Dabble Community

Real Places vs Fiction Places

When you’re writing your novel, how do you manage a healthy balance of real place settings and your own created fictional settings especially when you’re overall book is set in a real city/town?

For my novel, I’m setting it in the city I live in. I know my city pretty well and I’d love to include some of my favorite spots but where would I draw the line? And how would I incorporate fictional places in my very real city?

3 Likes

There’s a huge spectrum from fully fictional to fully realistic places.

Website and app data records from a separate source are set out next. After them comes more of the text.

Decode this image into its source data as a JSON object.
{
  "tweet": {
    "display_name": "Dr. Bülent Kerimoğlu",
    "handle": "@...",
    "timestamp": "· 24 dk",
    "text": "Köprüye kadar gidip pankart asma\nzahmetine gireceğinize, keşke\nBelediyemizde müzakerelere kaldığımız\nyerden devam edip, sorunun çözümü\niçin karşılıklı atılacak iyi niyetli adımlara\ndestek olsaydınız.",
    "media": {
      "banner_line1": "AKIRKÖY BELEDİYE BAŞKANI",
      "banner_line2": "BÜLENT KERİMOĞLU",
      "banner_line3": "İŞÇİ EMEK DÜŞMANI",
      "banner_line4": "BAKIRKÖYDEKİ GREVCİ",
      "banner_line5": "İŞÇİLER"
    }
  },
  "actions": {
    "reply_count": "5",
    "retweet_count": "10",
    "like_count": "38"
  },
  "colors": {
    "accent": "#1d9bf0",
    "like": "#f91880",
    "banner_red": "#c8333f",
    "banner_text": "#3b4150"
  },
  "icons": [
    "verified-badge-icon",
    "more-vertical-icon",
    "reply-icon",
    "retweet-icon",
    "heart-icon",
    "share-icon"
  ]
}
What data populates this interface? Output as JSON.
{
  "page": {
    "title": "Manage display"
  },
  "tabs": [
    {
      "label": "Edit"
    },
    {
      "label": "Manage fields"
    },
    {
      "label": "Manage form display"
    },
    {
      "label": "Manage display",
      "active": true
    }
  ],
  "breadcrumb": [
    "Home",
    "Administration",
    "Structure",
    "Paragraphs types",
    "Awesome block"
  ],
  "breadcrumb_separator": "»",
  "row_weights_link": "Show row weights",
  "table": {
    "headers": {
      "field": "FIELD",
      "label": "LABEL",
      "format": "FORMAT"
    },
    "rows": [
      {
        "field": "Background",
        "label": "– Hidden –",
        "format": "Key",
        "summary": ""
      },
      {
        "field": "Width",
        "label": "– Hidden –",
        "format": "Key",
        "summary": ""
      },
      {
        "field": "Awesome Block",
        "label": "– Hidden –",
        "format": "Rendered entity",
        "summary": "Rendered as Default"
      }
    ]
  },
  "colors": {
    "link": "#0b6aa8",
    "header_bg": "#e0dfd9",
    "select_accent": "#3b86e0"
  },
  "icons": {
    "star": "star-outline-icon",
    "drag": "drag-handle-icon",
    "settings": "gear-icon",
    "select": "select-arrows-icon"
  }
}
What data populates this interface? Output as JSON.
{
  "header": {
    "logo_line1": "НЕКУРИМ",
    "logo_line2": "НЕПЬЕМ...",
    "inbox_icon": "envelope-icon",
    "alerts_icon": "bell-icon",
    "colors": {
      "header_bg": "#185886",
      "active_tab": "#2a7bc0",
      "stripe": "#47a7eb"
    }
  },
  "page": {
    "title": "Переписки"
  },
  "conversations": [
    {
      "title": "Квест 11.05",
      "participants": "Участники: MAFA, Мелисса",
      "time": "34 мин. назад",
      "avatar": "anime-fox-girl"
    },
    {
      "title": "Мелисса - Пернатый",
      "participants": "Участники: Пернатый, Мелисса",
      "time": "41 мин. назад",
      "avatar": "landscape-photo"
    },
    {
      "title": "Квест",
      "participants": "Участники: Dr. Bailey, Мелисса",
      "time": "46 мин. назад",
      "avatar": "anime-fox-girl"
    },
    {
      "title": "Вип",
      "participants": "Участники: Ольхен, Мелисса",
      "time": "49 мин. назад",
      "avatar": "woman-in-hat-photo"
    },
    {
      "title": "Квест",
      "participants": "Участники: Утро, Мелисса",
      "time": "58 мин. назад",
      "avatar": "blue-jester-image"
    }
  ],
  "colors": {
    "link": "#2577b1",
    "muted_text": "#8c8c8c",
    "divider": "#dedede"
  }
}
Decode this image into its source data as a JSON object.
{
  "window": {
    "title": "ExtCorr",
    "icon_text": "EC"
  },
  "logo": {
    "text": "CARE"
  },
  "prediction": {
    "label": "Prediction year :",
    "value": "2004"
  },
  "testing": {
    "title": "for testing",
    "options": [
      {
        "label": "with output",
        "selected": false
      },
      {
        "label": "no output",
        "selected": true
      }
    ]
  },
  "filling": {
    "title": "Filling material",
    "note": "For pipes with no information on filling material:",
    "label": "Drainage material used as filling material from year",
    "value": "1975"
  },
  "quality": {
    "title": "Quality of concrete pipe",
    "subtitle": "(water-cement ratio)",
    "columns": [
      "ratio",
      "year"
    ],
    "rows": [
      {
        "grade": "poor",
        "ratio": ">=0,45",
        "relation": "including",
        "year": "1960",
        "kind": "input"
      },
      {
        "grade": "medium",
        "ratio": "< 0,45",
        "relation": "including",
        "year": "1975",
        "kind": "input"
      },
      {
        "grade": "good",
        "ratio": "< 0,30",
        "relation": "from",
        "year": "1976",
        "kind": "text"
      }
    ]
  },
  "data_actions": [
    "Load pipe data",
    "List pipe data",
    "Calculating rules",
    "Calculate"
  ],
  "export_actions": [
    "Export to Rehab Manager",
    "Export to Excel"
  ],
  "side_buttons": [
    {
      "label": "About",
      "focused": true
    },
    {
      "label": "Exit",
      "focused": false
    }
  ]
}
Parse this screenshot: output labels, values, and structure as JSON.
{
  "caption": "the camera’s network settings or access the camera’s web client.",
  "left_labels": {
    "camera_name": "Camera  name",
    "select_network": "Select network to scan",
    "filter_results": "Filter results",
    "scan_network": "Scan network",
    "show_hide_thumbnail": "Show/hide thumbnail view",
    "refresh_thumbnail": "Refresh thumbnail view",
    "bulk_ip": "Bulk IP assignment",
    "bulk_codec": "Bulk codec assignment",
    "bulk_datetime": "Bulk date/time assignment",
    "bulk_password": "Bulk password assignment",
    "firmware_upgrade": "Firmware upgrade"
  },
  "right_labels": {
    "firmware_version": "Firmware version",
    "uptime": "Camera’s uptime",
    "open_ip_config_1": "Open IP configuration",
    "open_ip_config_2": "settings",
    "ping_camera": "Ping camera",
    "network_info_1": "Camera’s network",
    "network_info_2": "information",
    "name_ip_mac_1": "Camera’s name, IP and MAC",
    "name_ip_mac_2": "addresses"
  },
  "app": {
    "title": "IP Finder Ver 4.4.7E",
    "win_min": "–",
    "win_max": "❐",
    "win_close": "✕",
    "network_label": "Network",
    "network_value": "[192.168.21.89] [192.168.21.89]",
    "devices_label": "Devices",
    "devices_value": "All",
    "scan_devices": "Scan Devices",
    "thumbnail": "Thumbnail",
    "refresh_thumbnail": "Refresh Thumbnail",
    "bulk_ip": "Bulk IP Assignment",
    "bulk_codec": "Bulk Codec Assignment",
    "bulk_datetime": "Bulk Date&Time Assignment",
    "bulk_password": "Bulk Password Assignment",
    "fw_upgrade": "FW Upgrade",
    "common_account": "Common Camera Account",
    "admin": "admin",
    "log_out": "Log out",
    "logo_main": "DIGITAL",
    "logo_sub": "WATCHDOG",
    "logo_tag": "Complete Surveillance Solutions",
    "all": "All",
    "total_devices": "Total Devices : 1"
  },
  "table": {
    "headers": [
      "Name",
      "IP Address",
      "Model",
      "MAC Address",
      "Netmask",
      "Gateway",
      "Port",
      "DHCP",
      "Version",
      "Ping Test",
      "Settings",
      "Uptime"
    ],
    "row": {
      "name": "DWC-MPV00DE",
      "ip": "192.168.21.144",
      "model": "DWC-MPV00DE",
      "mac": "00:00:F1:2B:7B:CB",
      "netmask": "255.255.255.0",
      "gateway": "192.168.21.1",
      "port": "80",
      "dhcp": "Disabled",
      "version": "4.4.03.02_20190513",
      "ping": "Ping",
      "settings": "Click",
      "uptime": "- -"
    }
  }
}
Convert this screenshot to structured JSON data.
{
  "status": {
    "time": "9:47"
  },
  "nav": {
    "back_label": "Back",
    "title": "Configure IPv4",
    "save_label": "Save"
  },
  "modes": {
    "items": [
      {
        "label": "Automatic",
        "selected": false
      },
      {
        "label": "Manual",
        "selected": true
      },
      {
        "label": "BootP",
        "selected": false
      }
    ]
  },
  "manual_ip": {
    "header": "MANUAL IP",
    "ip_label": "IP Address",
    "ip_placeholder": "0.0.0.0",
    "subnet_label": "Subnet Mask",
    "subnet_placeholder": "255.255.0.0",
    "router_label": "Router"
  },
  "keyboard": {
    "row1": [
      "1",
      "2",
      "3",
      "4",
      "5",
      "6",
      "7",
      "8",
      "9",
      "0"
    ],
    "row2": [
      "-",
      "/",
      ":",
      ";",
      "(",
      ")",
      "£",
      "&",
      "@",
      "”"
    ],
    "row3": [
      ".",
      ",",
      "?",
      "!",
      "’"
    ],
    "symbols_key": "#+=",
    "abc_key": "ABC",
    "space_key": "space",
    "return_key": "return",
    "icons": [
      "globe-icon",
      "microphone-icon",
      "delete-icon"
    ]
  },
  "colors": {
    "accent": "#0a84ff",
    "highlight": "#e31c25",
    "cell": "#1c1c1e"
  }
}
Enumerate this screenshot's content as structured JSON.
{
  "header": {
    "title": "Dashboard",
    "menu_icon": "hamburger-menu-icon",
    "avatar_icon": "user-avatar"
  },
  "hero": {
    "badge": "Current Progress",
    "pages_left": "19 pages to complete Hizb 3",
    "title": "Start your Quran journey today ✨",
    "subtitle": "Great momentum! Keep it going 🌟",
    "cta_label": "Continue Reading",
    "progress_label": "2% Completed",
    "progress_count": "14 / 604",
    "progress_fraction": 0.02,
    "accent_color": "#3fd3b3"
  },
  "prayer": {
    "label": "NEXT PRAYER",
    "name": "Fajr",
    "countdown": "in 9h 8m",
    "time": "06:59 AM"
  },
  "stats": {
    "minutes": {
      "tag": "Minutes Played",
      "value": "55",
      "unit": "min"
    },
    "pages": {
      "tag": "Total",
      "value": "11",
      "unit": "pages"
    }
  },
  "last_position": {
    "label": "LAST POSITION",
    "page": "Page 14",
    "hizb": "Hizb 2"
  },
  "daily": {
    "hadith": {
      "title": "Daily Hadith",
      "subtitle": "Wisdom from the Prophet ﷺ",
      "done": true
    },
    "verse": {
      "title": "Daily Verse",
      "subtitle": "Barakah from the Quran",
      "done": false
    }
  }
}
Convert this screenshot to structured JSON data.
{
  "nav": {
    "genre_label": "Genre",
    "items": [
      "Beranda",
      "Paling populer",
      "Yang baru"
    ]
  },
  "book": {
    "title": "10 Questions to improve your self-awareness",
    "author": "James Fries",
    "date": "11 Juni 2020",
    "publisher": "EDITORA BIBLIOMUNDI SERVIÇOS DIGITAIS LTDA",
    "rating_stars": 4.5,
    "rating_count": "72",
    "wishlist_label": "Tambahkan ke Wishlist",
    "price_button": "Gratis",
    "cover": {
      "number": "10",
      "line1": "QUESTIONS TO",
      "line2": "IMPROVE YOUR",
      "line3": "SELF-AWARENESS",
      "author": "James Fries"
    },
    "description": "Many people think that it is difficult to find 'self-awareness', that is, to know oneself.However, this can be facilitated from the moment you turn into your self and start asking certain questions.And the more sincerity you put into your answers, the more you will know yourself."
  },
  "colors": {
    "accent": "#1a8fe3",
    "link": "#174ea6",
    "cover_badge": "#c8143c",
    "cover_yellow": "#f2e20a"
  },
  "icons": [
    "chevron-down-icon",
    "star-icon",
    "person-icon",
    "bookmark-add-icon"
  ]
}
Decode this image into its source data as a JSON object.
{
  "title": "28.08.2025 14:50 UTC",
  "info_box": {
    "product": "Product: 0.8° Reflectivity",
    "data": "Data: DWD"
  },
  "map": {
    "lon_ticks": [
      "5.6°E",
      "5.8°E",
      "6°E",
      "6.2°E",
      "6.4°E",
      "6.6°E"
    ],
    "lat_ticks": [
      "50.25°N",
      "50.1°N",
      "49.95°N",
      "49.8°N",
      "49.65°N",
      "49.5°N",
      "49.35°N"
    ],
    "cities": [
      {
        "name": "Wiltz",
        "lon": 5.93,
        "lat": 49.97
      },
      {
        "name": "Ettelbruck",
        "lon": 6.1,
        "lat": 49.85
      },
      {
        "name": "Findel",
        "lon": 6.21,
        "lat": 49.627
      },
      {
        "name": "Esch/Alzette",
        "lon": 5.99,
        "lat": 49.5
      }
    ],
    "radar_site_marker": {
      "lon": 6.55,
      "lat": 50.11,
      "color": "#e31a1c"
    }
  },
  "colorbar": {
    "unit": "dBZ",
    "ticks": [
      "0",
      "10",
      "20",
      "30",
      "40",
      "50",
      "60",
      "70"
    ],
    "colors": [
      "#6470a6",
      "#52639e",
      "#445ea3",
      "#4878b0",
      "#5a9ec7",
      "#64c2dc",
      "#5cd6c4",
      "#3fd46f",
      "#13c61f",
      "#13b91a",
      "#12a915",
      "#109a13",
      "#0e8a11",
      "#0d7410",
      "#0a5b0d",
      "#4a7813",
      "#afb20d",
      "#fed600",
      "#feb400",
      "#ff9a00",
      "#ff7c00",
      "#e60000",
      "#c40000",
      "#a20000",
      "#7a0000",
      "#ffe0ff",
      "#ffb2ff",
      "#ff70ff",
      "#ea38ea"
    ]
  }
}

  • I love detective stories that play in a real place and I can follow every step of the MC on a map (e.g. George Simeon’s Commissaire Maigret in Paris). I’d say, the plot is fictional then, but the place is not. It is highly interesting to have places involved a reader might know. Maybe, they could be a victim of that murderer they read about! … It adds to the suspense and immersion, I think, because those places immediately become mysterious and maybe even dangerous.
  • On the other hand, places like Green Town, Illinois, (Ray Bradbury’s Dandelion Wine) or Castle Rock, Maine, (Stephen King’s universe) are fully fictional, with fictional characters and plot. They are both stereotypical “small town America” and supernatural. Here, I feel, characters and their struggle in those worlds are in the foreground. With Bradbury, lots of it is inwardly - meories, regrets or longing of past events - while with King there’s lots of outwardly action and suspense.
  • In the middle ground, e. g. Harry Potter, partly takes place in the known world, which has, however, lots of magical secrets and places.

On your question of “how”, it depends on why you chose those places, what purpose do they have?
If I want a place to “feel” Danish, I make sure, I put some gusting wind, smell of sea and solitude into it … without necessarily naming a place, to me, it feels like home immediatly :smiley: .
I wrote a ghost story in a lighthouse :). Names of characters place it on the map more, than anything else, since I never name the port it plays in :wink: .

4 Likes

Hi Megan!

I’m so glad you posted this as it totally relates to the series of books I am currently writing!

My world is set in the early 1800s in a long mountain ridge on the Kentucky/Tennessee boarder also boardering Virginia since that’s who the land was purchased from.

I have taken quite a few fictional liberties with the area as well as added supernatural elements. I do describe that mountain line the way it was for real, but add in different elements such as clans of different immigrents and an underworld. It’s working for me so far.

Stormy

1 Like